The burning of candles has long been associated with religious rites and with feasts, an early practice being recorded as appertaining from the days of Justinian, the first celebration taking place in A.D.542. Candlemas, instituted by the Roman Catholic Church, commemorates the Purification of the Virgin. The candlesticks on the altars of churches throughout the world have their symbolic meaning. The great golden candlestick of Jewish ceremonial, already referred to, was of hammered gold, a talent in weight. It was supplemented by many others on the completion of the Temple of Solomon-and almost without intermission, the symbolic light of the candle has been burned in the worship of Jehovah. Amidst many variations of creed the candle burns still in Christian churches as fire burned upon pagan altars, always regarded as symbolic.

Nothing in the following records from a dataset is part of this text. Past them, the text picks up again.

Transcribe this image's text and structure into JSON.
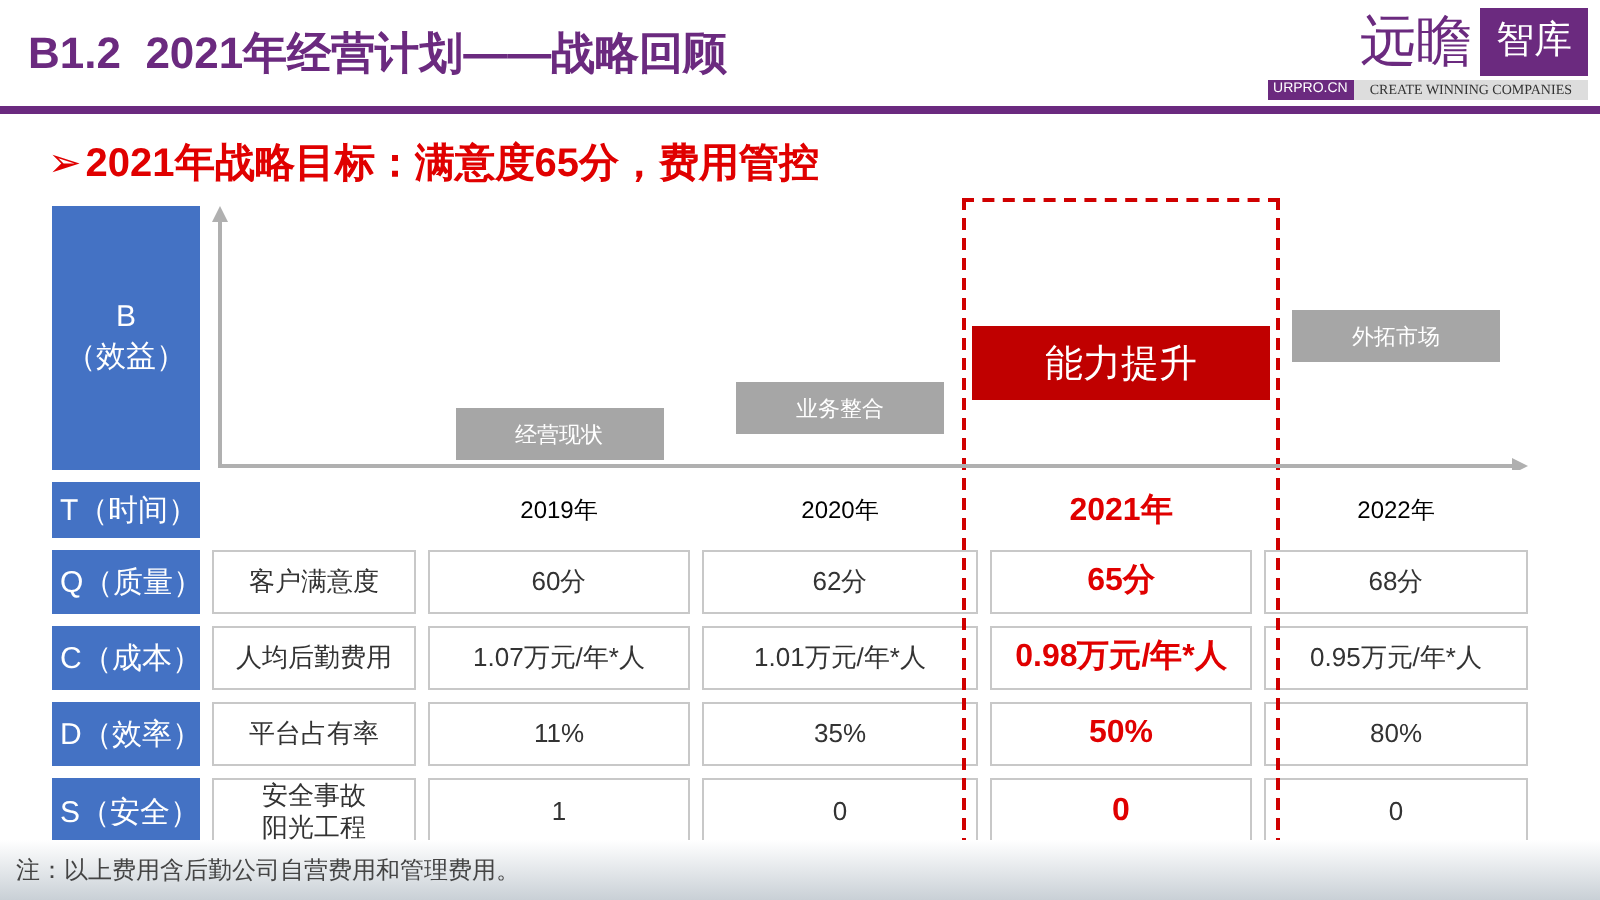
{
  "header": {
    "title": "B1.2  2021年经营计划——战略回顾",
    "logo": {
      "brand": "远瞻",
      "tag": "智库",
      "site": "URPRO.CN",
      "slogan": "CREATE WINNING COMPANIES"
    }
  },
  "subtitle": {
    "bullet": "➢",
    "text": "2021年战略目标：满意度65分，费用管控"
  },
  "benefit_label": [
    "B",
    "（效益）"
  ],
  "stages": [
    {
      "label": "经营现状",
      "kind": "normal"
    },
    {
      "label": "业务整合",
      "kind": "normal"
    },
    {
      "label": "能力提升",
      "kind": "highlight"
    },
    {
      "label": "外拓市场",
      "kind": "normal"
    }
  ],
  "time_label": "T（时间）",
  "years": [
    {
      "label": "2019年",
      "highlight": false
    },
    {
      "label": "2020年",
      "highlight": false
    },
    {
      "label": "2021年",
      "highlight": true
    },
    {
      "label": "2022年",
      "highlight": false
    }
  ],
  "rows": [
    {
      "label": "Q（质量）",
      "metric": [
        "客户满意度"
      ],
      "values": [
        "60分",
        "62分",
        "65分",
        "68分"
      ]
    },
    {
      "label": "C（成本）",
      "metric": [
        "人均后勤费用"
      ],
      "values": [
        "1.07万元/年*人",
        "1.01万元/年*人",
        "0.98万元/年*人",
        "0.95万元/年*人"
      ]
    },
    {
      "label": "D（效率）",
      "metric": [
        "平台占有率"
      ],
      "values": [
        "11%",
        "35%",
        "50%",
        "80%"
      ]
    },
    {
      "label": "S（安全）",
      "metric": [
        "安全事故",
        "阳光工程"
      ],
      "values": [
        "1",
        "0",
        "0",
        "0"
      ]
    }
  ],
  "note": "注：以上费用含后勤公司自营费用和管理费用。"
}
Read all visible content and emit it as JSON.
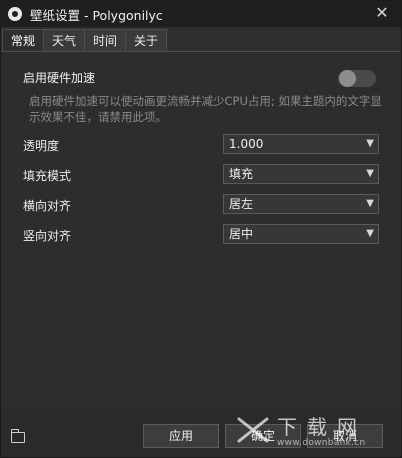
{
  "window": {
    "title": "壁纸设置 - Polygonilyc",
    "close_glyph": "✕"
  },
  "tabs": [
    {
      "label": "常规",
      "active": true
    },
    {
      "label": "天气",
      "active": false
    },
    {
      "label": "时间",
      "active": false
    },
    {
      "label": "关于",
      "active": false
    }
  ],
  "general": {
    "hw_accel": {
      "label": "启用硬件加速",
      "enabled": false,
      "description": "启用硬件加速可以使动画更流畅并减少CPU占用; 如果主题内的文字显示效果不佳，请禁用此项。"
    },
    "opacity": {
      "label": "透明度",
      "value": "1.000"
    },
    "fill_mode": {
      "label": "填充模式",
      "value": "填充"
    },
    "h_align": {
      "label": "横向对齐",
      "value": "居左"
    },
    "v_align": {
      "label": "竖向对齐",
      "value": "居中"
    }
  },
  "footer": {
    "apply_label": "应用",
    "ok_label": "确定",
    "cancel_label": "取消"
  },
  "watermark": {
    "title": "下载网",
    "url": "www.downbank.cn"
  },
  "icons": {
    "app": "gear-icon",
    "folder": "folder-icon",
    "dropdown": "chevron-down-icon"
  }
}
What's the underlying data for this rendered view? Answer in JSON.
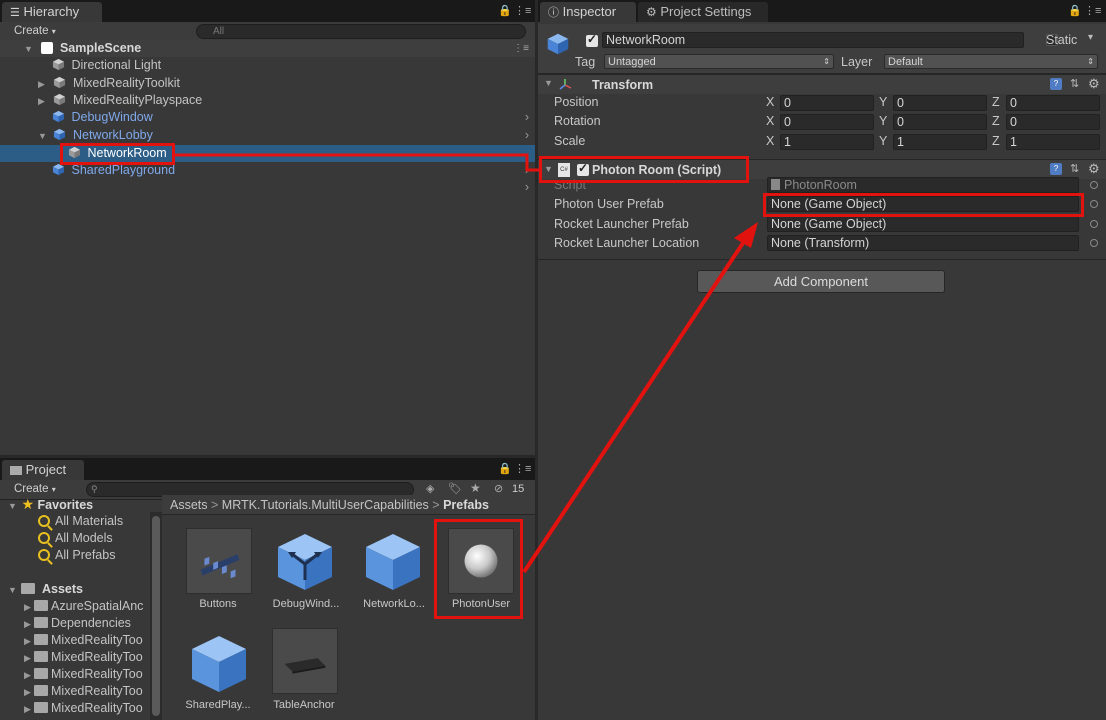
{
  "hierarchy": {
    "tab_label": "Hierarchy",
    "create_label": "Create",
    "search_placeholder": "All",
    "scene_name": "SampleScene",
    "items": [
      {
        "label": "Directional Light"
      },
      {
        "label": "MixedRealityToolkit"
      },
      {
        "label": "MixedRealityPlayspace"
      },
      {
        "label": "DebugWindow"
      },
      {
        "label": "NetworkLobby"
      },
      {
        "label": "NetworkRoom"
      },
      {
        "label": "SharedPlayground"
      }
    ]
  },
  "inspector": {
    "tab_label": "Inspector",
    "project_settings_label": "Project Settings",
    "object_name": "NetworkRoom",
    "static_label": "Static",
    "tag_label": "Tag",
    "tag_value": "Untagged",
    "layer_label": "Layer",
    "layer_value": "Default",
    "transform": {
      "title": "Transform",
      "position_label": "Position",
      "rotation_label": "Rotation",
      "scale_label": "Scale",
      "x": "X",
      "y": "Y",
      "z": "Z",
      "position": [
        "0",
        "0",
        "0"
      ],
      "rotation": [
        "0",
        "0",
        "0"
      ],
      "scale": [
        "1",
        "1",
        "1"
      ]
    },
    "photon_room": {
      "title": "Photon Room (Script)",
      "script_label": "Script",
      "script_value": "PhotonRoom",
      "photon_user_prefab_label": "Photon User Prefab",
      "photon_user_prefab_value": "None (Game Object)",
      "rocket_launcher_prefab_label": "Rocket Launcher Prefab",
      "rocket_launcher_prefab_value": "None (Game Object)",
      "rocket_launcher_location_label": "Rocket Launcher Location",
      "rocket_launcher_location_value": "None (Transform)"
    },
    "add_component_label": "Add Component"
  },
  "project": {
    "tab_label": "Project",
    "create_label": "Create",
    "hidden_count": "15",
    "favorites_label": "Favorites",
    "favorites": [
      "All Materials",
      "All Models",
      "All Prefabs"
    ],
    "assets_label": "Assets",
    "asset_folders": [
      "AzureSpatialAnc",
      "Dependencies",
      "MixedRealityToo",
      "MixedRealityToo",
      "MixedRealityToo",
      "MixedRealityToo",
      "MixedRealityToo"
    ],
    "breadcrumb": [
      "Assets",
      "MRTK.Tutorials.MultiUserCapabilities",
      "Prefabs"
    ],
    "breadcrumb_sep": ">",
    "assets": [
      {
        "label": "Buttons"
      },
      {
        "label": "DebugWind..."
      },
      {
        "label": "NetworkLo..."
      },
      {
        "label": "PhotonUser"
      },
      {
        "label": "SharedPlay..."
      },
      {
        "label": "TableAnchor"
      }
    ]
  },
  "colors": {
    "highlight": "#e2120f",
    "selection": "#2c5d87",
    "prefab_blue": "#7fa8ea"
  }
}
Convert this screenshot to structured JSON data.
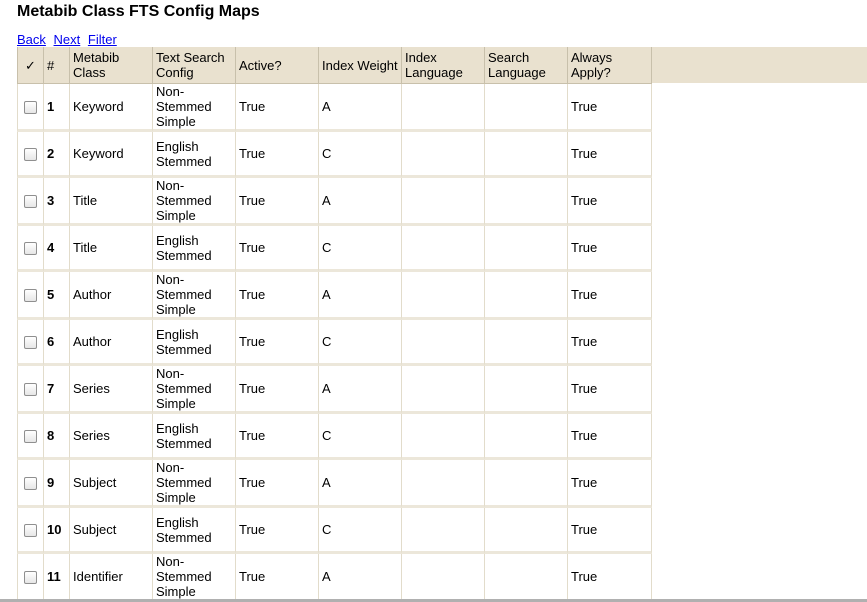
{
  "page": {
    "title": "Metabib Class FTS Config Maps"
  },
  "nav": {
    "back": "Back",
    "next": "Next",
    "filter": "Filter"
  },
  "columns": {
    "select": "✓",
    "id": "#",
    "metabib_class": "Metabib Class",
    "text_search_config": "Text Search Config",
    "active": "Active?",
    "index_weight": "Index Weight",
    "index_language": "Index Language",
    "search_language": "Search Language",
    "always_apply": "Always Apply?"
  },
  "rows": [
    {
      "id": "1",
      "metabib_class": "Keyword",
      "config": "Non-Stemmed Simple",
      "active": "True",
      "weight": "A",
      "index_language": "",
      "search_language": "",
      "always_apply": "True"
    },
    {
      "id": "2",
      "metabib_class": "Keyword",
      "config": "English Stemmed",
      "active": "True",
      "weight": "C",
      "index_language": "",
      "search_language": "",
      "always_apply": "True"
    },
    {
      "id": "3",
      "metabib_class": "Title",
      "config": "Non-Stemmed Simple",
      "active": "True",
      "weight": "A",
      "index_language": "",
      "search_language": "",
      "always_apply": "True"
    },
    {
      "id": "4",
      "metabib_class": "Title",
      "config": "English Stemmed",
      "active": "True",
      "weight": "C",
      "index_language": "",
      "search_language": "",
      "always_apply": "True"
    },
    {
      "id": "5",
      "metabib_class": "Author",
      "config": "Non-Stemmed Simple",
      "active": "True",
      "weight": "A",
      "index_language": "",
      "search_language": "",
      "always_apply": "True"
    },
    {
      "id": "6",
      "metabib_class": "Author",
      "config": "English Stemmed",
      "active": "True",
      "weight": "C",
      "index_language": "",
      "search_language": "",
      "always_apply": "True"
    },
    {
      "id": "7",
      "metabib_class": "Series",
      "config": "Non-Stemmed Simple",
      "active": "True",
      "weight": "A",
      "index_language": "",
      "search_language": "",
      "always_apply": "True"
    },
    {
      "id": "8",
      "metabib_class": "Series",
      "config": "English Stemmed",
      "active": "True",
      "weight": "C",
      "index_language": "",
      "search_language": "",
      "always_apply": "True"
    },
    {
      "id": "9",
      "metabib_class": "Subject",
      "config": "Non-Stemmed Simple",
      "active": "True",
      "weight": "A",
      "index_language": "",
      "search_language": "",
      "always_apply": "True"
    },
    {
      "id": "10",
      "metabib_class": "Subject",
      "config": "English Stemmed",
      "active": "True",
      "weight": "C",
      "index_language": "",
      "search_language": "",
      "always_apply": "True"
    },
    {
      "id": "11",
      "metabib_class": "Identifier",
      "config": "Non-Stemmed Simple",
      "active": "True",
      "weight": "A",
      "index_language": "",
      "search_language": "",
      "always_apply": "True"
    }
  ],
  "colors": {
    "header_bg": "#e9e1cf",
    "link": "#0000ee"
  }
}
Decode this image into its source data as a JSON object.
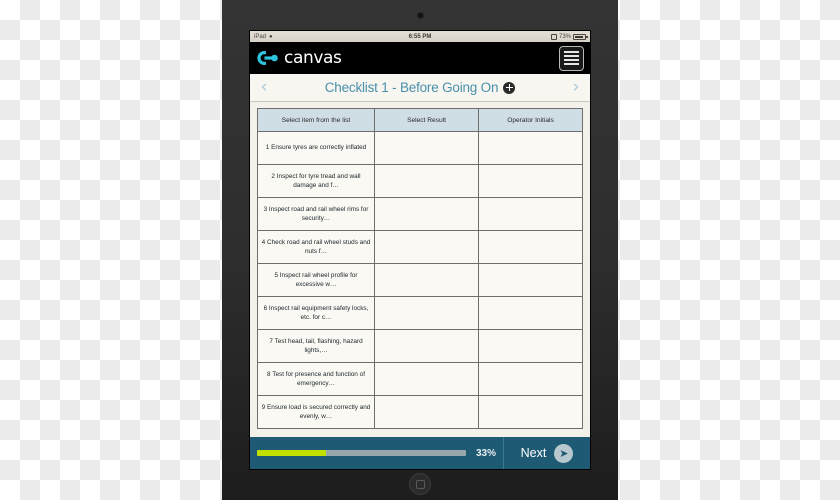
{
  "status_bar": {
    "carrier": "iPad",
    "wifi_icon": "wifi-icon",
    "time": "6:55 PM",
    "sync_icon": "sync-icon",
    "battery_percent": "73%",
    "battery_icon": "battery-icon"
  },
  "app_header": {
    "logo_text": "canvas",
    "logo_icon": "canvas-logo-icon",
    "menu_icon": "hamburger-menu-icon"
  },
  "title_bar": {
    "prev_icon": "chevron-left-icon",
    "title": "Checklist 1 - Before Going On",
    "add_icon": "plus-circle-icon",
    "next_icon": "chevron-right-icon"
  },
  "table": {
    "columns": [
      "Select item from the list",
      "Select Result",
      "Operator Initials"
    ],
    "rows": [
      {
        "item": "1 Ensure tyres are correctly inflated",
        "result": "",
        "initials": ""
      },
      {
        "item": "2 Inspect for tyre tread and wall damage and f…",
        "result": "",
        "initials": ""
      },
      {
        "item": "3 Inspect road and rail wheel rims for security…",
        "result": "",
        "initials": ""
      },
      {
        "item": "4 Check road and rail wheel studs and nuts f…",
        "result": "",
        "initials": ""
      },
      {
        "item": "5 Inspect rail wheel profile for excessive w…",
        "result": "",
        "initials": ""
      },
      {
        "item": "6 Inspect rail equipment safety locks, etc. for c…",
        "result": "",
        "initials": ""
      },
      {
        "item": "7 Test head, tail, flashing, hazard lights,…",
        "result": "",
        "initials": ""
      },
      {
        "item": "8 Test for presence and function of emergency…",
        "result": "",
        "initials": ""
      },
      {
        "item": "9 Ensure load is secured correctly and evenly, w…",
        "result": "",
        "initials": ""
      }
    ]
  },
  "footer": {
    "progress_percent": "33%",
    "progress_value": 33,
    "next_label": "Next",
    "next_icon": "chevron-right-circle-icon"
  },
  "device": {
    "camera_icon": "front-camera-icon",
    "home_button_icon": "home-button-icon"
  },
  "colors": {
    "accent_blue": "#4a90ac",
    "footer_blue": "#1e5a73",
    "progress_green": "#c2e000",
    "header_cell_blue": "#cfdde5",
    "logo_cyan": "#2ec4dd"
  }
}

Again, we can picture the use of candles in churches solely for lighting purposes. Very quaint indeed are the sconces on some of the old pulpits on which were hour glasses and other curious objects. Stories are told of the preacher pausing in the course of his long sermon to snuff the candles, and, of the beadle or sexton going round the church for the same purpose just as later he would carry an extinguisher for " douting " the lights. The sconces and candelabra became more decorative, and in course of time added to the ornament of altar, pulpit and the building generally. Whatever the metal the " stick " should be regarded as secondary to the light it held. The lover of the antique and the connoisseur of art cannot forget his interest in the holder rather than the illumination ; yet in some instances the latter has added much to the beauty of the former.